Exercise goal:
Repeat the data exactly, please; no pictures belong in the copy.

(Available data begins)

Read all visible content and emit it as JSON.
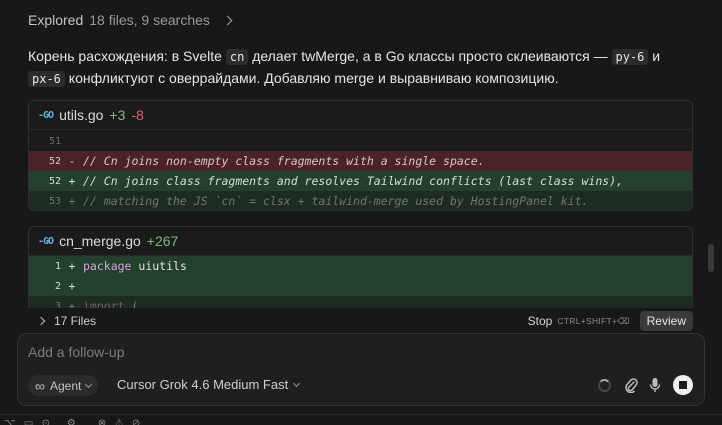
{
  "explored": {
    "label": "Explored",
    "detail": "18 files, 9 searches"
  },
  "message": {
    "part1": "Корень расхождения: в Svelte",
    "code1": "cn",
    "part2": "делает twMerge, а в Go классы просто склеиваются —",
    "code2": "py-6",
    "part3": "и",
    "code3": "px-6",
    "part4": "конфликтуют с оверрайдами. Добавляю merge и выравниваю композицию."
  },
  "diff1": {
    "icon": "go-file-icon",
    "file": "utils.go",
    "added": "+3",
    "removed": "-8",
    "lines": [
      {
        "num": "51",
        "sign": "",
        "text": "",
        "kind": "ctx"
      },
      {
        "num": "52",
        "sign": "-",
        "text": "// Cn joins non-empty class fragments with a single space.",
        "kind": "rem"
      },
      {
        "num": "52",
        "sign": "+",
        "text": "// Cn joins class fragments and resolves Tailwind conflicts (last class wins),",
        "kind": "ins"
      },
      {
        "num": "53",
        "sign": "+",
        "text": "// matching the JS `cn` = clsx + tailwind-merge used by HostingPanel kit.",
        "kind": "ins"
      }
    ]
  },
  "diff2": {
    "icon": "go-file-icon",
    "file": "cn_merge.go",
    "added": "+267",
    "lines": [
      {
        "num": "1",
        "sign": "+",
        "kw": "package",
        "rest": "uiutils"
      },
      {
        "num": "2",
        "sign": "+",
        "kw": "",
        "rest": ""
      },
      {
        "num": "3",
        "sign": "+",
        "kw": "import",
        "rest": "("
      }
    ]
  },
  "files_bar": {
    "label": "17 Files",
    "stop": "Stop",
    "shortcut": "CTRL+SHIFT+⌫",
    "review": "Review"
  },
  "composer": {
    "placeholder": "Add a follow-up",
    "agent": "Agent",
    "model": "Cursor Grok 4.6 Medium Fast"
  },
  "colors": {
    "removed_bg": "#4a2228",
    "added_bg": "#23402e",
    "added_text": "#7fb87f",
    "removed_text": "#e0606a"
  }
}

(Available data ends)

Solution to this problem:
Read all visible content and emit it as JSON.
{
  "explored": {
    "label": "Explored",
    "detail": "18 files, 9 searches"
  },
  "message": {
    "part1": "Корень расхождения: в Svelte",
    "code1": "cn",
    "part2": "делает twMerge, а в Go классы просто склеиваются —",
    "code2": "py-6",
    "part3": "и",
    "code3": "px-6",
    "part4": "конфликтуют с оверрайдами. Добавляю merge и выравниваю композицию."
  },
  "diff1": {
    "icon": "go-file-icon",
    "file": "utils.go",
    "added": "+3",
    "removed": "-8",
    "lines": [
      {
        "num": "51",
        "sign": "",
        "text": "",
        "kind": "ctx"
      },
      {
        "num": "52",
        "sign": "-",
        "text": "// Cn joins non-empty class fragments with a single space.",
        "kind": "rem"
      },
      {
        "num": "52",
        "sign": "+",
        "text": "// Cn joins class fragments and resolves Tailwind conflicts (last class wins),",
        "kind": "ins"
      },
      {
        "num": "53",
        "sign": "+",
        "text": "// matching the JS `cn` = clsx + tailwind-merge used by HostingPanel kit.",
        "kind": "ins"
      }
    ]
  },
  "diff2": {
    "icon": "go-file-icon",
    "file": "cn_merge.go",
    "added": "+267",
    "lines": [
      {
        "num": "1",
        "sign": "+",
        "kw": "package",
        "rest": "uiutils"
      },
      {
        "num": "2",
        "sign": "+",
        "kw": "",
        "rest": ""
      },
      {
        "num": "3",
        "sign": "+",
        "kw": "import",
        "rest": "("
      }
    ]
  },
  "files_bar": {
    "label": "17 Files",
    "stop": "Stop",
    "shortcut": "CTRL+SHIFT+⌫",
    "review": "Review"
  },
  "composer": {
    "placeholder": "Add a follow-up",
    "agent": "Agent",
    "model": "Cursor Grok 4.6 Medium Fast"
  },
  "colors": {
    "removed_bg": "#4a2228",
    "added_bg": "#23402e",
    "added_text": "#7fb87f",
    "removed_text": "#e0606a"
  }
}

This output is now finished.